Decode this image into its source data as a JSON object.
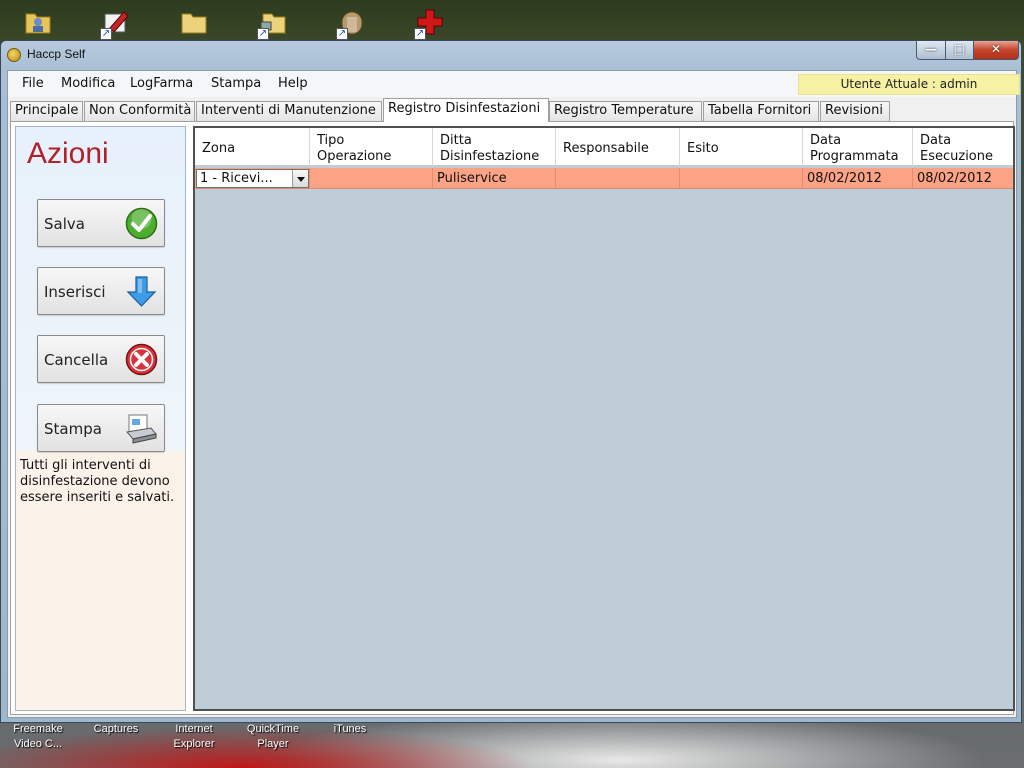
{
  "window": {
    "title": "Haccp Self"
  },
  "menu": {
    "items": [
      "File",
      "Modifica",
      "LogFarma",
      "Stampa",
      "Help"
    ]
  },
  "user": {
    "label": "Utente Attuale : admin"
  },
  "tabs": {
    "items": [
      "Principale",
      "Non Conformità",
      "Interventi di Manutenzione",
      "Registro Disinfestazioni",
      "Registro Temperature",
      "Tabella Fornitori",
      "Revisioni"
    ],
    "active": "Registro Disinfestazioni"
  },
  "actions": {
    "title": "Azioni",
    "buttons": [
      {
        "label": "Salva",
        "icon": "checkmark-icon"
      },
      {
        "label": "Inserisci",
        "icon": "arrow-down-icon"
      },
      {
        "label": "Cancella",
        "icon": "delete-x-icon"
      },
      {
        "label": "Stampa",
        "icon": "printer-icon"
      }
    ],
    "note": "Tutti gli interventi di disinfestazione devono essere inseriti e salvati."
  },
  "grid": {
    "columns": [
      [
        "Zona"
      ],
      [
        "Tipo",
        "Operazione"
      ],
      [
        "Ditta",
        "Disinfestazione"
      ],
      [
        "Responsabile"
      ],
      [
        "Esito"
      ],
      [
        "Data",
        "Programmata"
      ],
      [
        "Data",
        "Esecuzione"
      ]
    ],
    "rows": [
      {
        "zona": "1 - Ricevi...",
        "tipo_operazione": "",
        "ditta": "Puliservice",
        "responsabile": "",
        "esito": "",
        "data_programmata": "08/02/2012",
        "data_esecuzione": "08/02/2012"
      }
    ],
    "row_color": "#fba384"
  },
  "desktop": {
    "icons": [
      "user-folder-icon",
      "edit-app-icon",
      "folder-icon",
      "folder-shortcut-icon",
      "archive-shortcut-icon",
      "red-cross-shortcut-icon"
    ],
    "labels": [
      [
        "Freemake",
        "Video C..."
      ],
      [
        "Captures"
      ],
      [
        "Internet",
        "Explorer"
      ],
      [
        "QuickTime",
        "Player"
      ],
      [
        "iTunes"
      ]
    ]
  }
}
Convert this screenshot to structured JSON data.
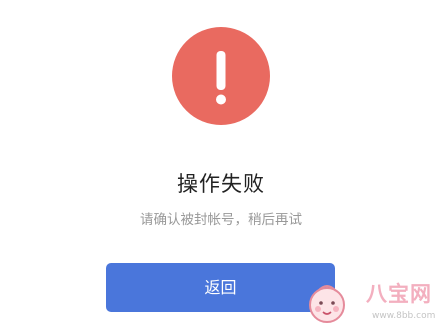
{
  "status": {
    "icon": "exclamation-icon",
    "icon_color": "#e96a60",
    "title": "操作失败",
    "message": "请确认被封帐号，稍后再试"
  },
  "actions": {
    "back_label": "返回",
    "button_color": "#4a76db"
  },
  "watermark": {
    "brand": "八宝网",
    "url": "www.8bb.com"
  }
}
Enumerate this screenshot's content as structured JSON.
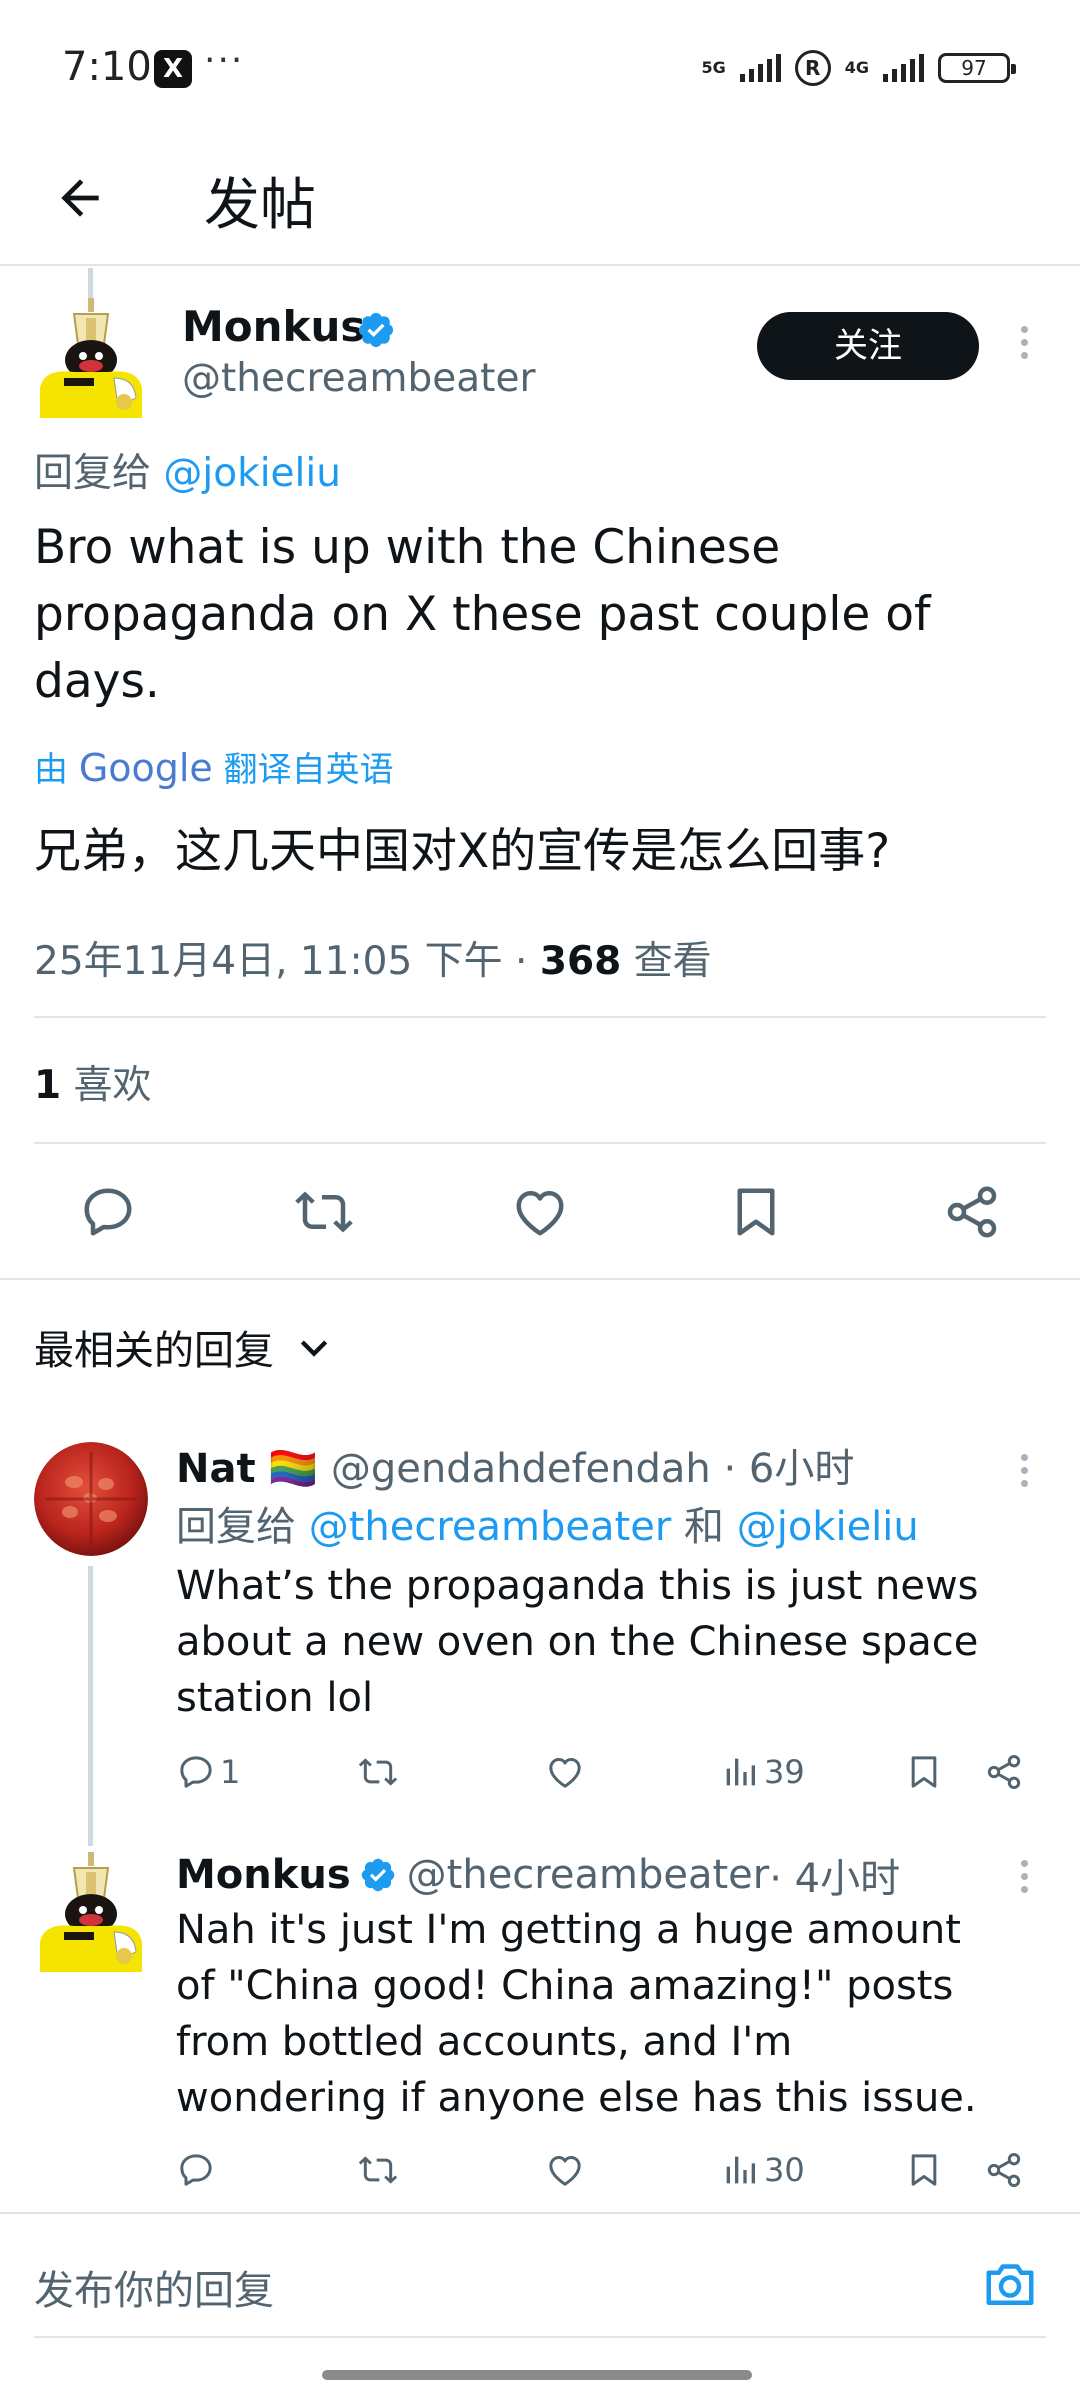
{
  "status_bar": {
    "time": "7:10",
    "app_badge": "X",
    "more_indicator": "···",
    "network_1": "5G",
    "network_2": "4G",
    "registered": "R",
    "battery": "97"
  },
  "header": {
    "title": "发帖"
  },
  "main_post": {
    "author_name": "Monkus",
    "author_handle": "@thecreambeater",
    "follow_label": "关注",
    "reply_prefix": "回复给",
    "reply_to": "@jokieliu",
    "text": "Bro what is up with the Chinese propaganda on X these past couple of days.",
    "translation_by": "由",
    "translation_provider": "Google",
    "translation_from": "翻译自英语",
    "translated_text": "兄弟，这几天中国对X的宣传是怎么回事?",
    "timestamp": "25年11月4日, 11:05 下午 · ",
    "views_count": "368",
    "views_label": " 查看",
    "likes_count": "1",
    "likes_label": " 喜欢"
  },
  "replies_filter": {
    "label": "最相关的回复"
  },
  "replies": [
    {
      "author_name": "Nat",
      "flag": "🏳️‍🌈",
      "author_handle": "@gendahdefendah",
      "time": " · 6小时",
      "reply_prefix": "回复给 ",
      "reply_to_1": "@thecreambeater",
      "reply_and": " 和 ",
      "reply_to_2": "@jokieliu",
      "text": "What’s the propaganda this is just news about a new oven on the Chinese space station lol",
      "reply_count": "1",
      "views": "39"
    },
    {
      "author_name": "Monkus",
      "author_handle": "@thecreambeater",
      "time": " · 4小时",
      "text": "Nah it's just I'm getting a huge amount of \"China good! China amazing!\" posts from bottled accounts, and I'm wondering if anyone else has this issue.",
      "views": "30"
    }
  ],
  "compose": {
    "placeholder": "发布你的回复"
  },
  "colors": {
    "link": "#1d9bf0",
    "muted": "#536471",
    "verified": "#1d9bf0",
    "follow_button": "#0f1419"
  }
}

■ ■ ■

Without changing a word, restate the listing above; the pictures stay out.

* _Response to the task_
Decode this image into its source data as a JSON object.
{
  "window": {
    "title": "Haccp Self"
  },
  "menu": {
    "items": [
      "File",
      "Modifica",
      "LogFarma",
      "Stampa",
      "Help"
    ]
  },
  "user": {
    "label": "Utente Attuale : admin"
  },
  "tabs": {
    "items": [
      "Principale",
      "Non Conformità",
      "Interventi di Manutenzione",
      "Registro Disinfestazioni",
      "Registro Temperature",
      "Tabella Fornitori",
      "Revisioni"
    ],
    "active": "Registro Disinfestazioni"
  },
  "actions": {
    "title": "Azioni",
    "buttons": [
      {
        "label": "Salva",
        "icon": "checkmark-icon"
      },
      {
        "label": "Inserisci",
        "icon": "arrow-down-icon"
      },
      {
        "label": "Cancella",
        "icon": "delete-x-icon"
      },
      {
        "label": "Stampa",
        "icon": "printer-icon"
      }
    ],
    "note": "Tutti gli interventi di disinfestazione devono essere inseriti e salvati."
  },
  "grid": {
    "columns": [
      [
        "Zona"
      ],
      [
        "Tipo",
        "Operazione"
      ],
      [
        "Ditta",
        "Disinfestazione"
      ],
      [
        "Responsabile"
      ],
      [
        "Esito"
      ],
      [
        "Data",
        "Programmata"
      ],
      [
        "Data",
        "Esecuzione"
      ]
    ],
    "rows": [
      {
        "zona": "1 - Ricevi...",
        "tipo_operazione": "",
        "ditta": "Puliservice",
        "responsabile": "",
        "esito": "",
        "data_programmata": "08/02/2012",
        "data_esecuzione": "08/02/2012"
      }
    ],
    "row_color": "#fba384"
  },
  "desktop": {
    "icons": [
      "user-folder-icon",
      "edit-app-icon",
      "folder-icon",
      "folder-shortcut-icon",
      "archive-shortcut-icon",
      "red-cross-shortcut-icon"
    ],
    "labels": [
      [
        "Freemake",
        "Video C..."
      ],
      [
        "Captures"
      ],
      [
        "Internet",
        "Explorer"
      ],
      [
        "QuickTime",
        "Player"
      ],
      [
        "iTunes"
      ]
    ]
  }
}
Convert this screenshot to structured JSON data.
{
  "status": {
    "icon": "exclamation-icon",
    "icon_color": "#e96a60",
    "title": "操作失败",
    "message": "请确认被封帐号，稍后再试"
  },
  "actions": {
    "back_label": "返回",
    "button_color": "#4a76db"
  },
  "watermark": {
    "brand": "八宝网",
    "url": "www.8bb.com"
  }
}
Enumerate this screenshot's content as structured JSON.
{
  "status_bar": {
    "time": "7:10",
    "app_badge": "X",
    "more_indicator": "···",
    "network_1": "5G",
    "network_2": "4G",
    "registered": "R",
    "battery": "97"
  },
  "header": {
    "title": "发帖"
  },
  "main_post": {
    "author_name": "Monkus",
    "author_handle": "@thecreambeater",
    "follow_label": "关注",
    "reply_prefix": "回复给",
    "reply_to": "@jokieliu",
    "text": "Bro what is up with the Chinese propaganda on X these past couple of days.",
    "translation_by": "由",
    "translation_provider": "Google",
    "translation_from": "翻译自英语",
    "translated_text": "兄弟，这几天中国对X的宣传是怎么回事?",
    "timestamp": "25年11月4日, 11:05 下午 · ",
    "views_count": "368",
    "views_label": " 查看",
    "likes_count": "1",
    "likes_label": " 喜欢"
  },
  "replies_filter": {
    "label": "最相关的回复"
  },
  "replies": [
    {
      "author_name": "Nat",
      "flag": "🏳️‍🌈",
      "author_handle": "@gendahdefendah",
      "time": " · 6小时",
      "reply_prefix": "回复给 ",
      "reply_to_1": "@thecreambeater",
      "reply_and": " 和 ",
      "reply_to_2": "@jokieliu",
      "text": "What’s the propaganda this is just news about a new oven on the Chinese space station lol",
      "reply_count": "1",
      "views": "39"
    },
    {
      "author_name": "Monkus",
      "author_handle": "@thecreambeater",
      "time": " · 4小时",
      "text": "Nah it's just I'm getting a huge amount of \"China good! China amazing!\" posts from bottled accounts, and I'm wondering if anyone else has this issue.",
      "views": "30"
    }
  ],
  "compose": {
    "placeholder": "发布你的回复"
  },
  "colors": {
    "link": "#1d9bf0",
    "muted": "#536471",
    "verified": "#1d9bf0",
    "follow_button": "#0f1419"
  }
}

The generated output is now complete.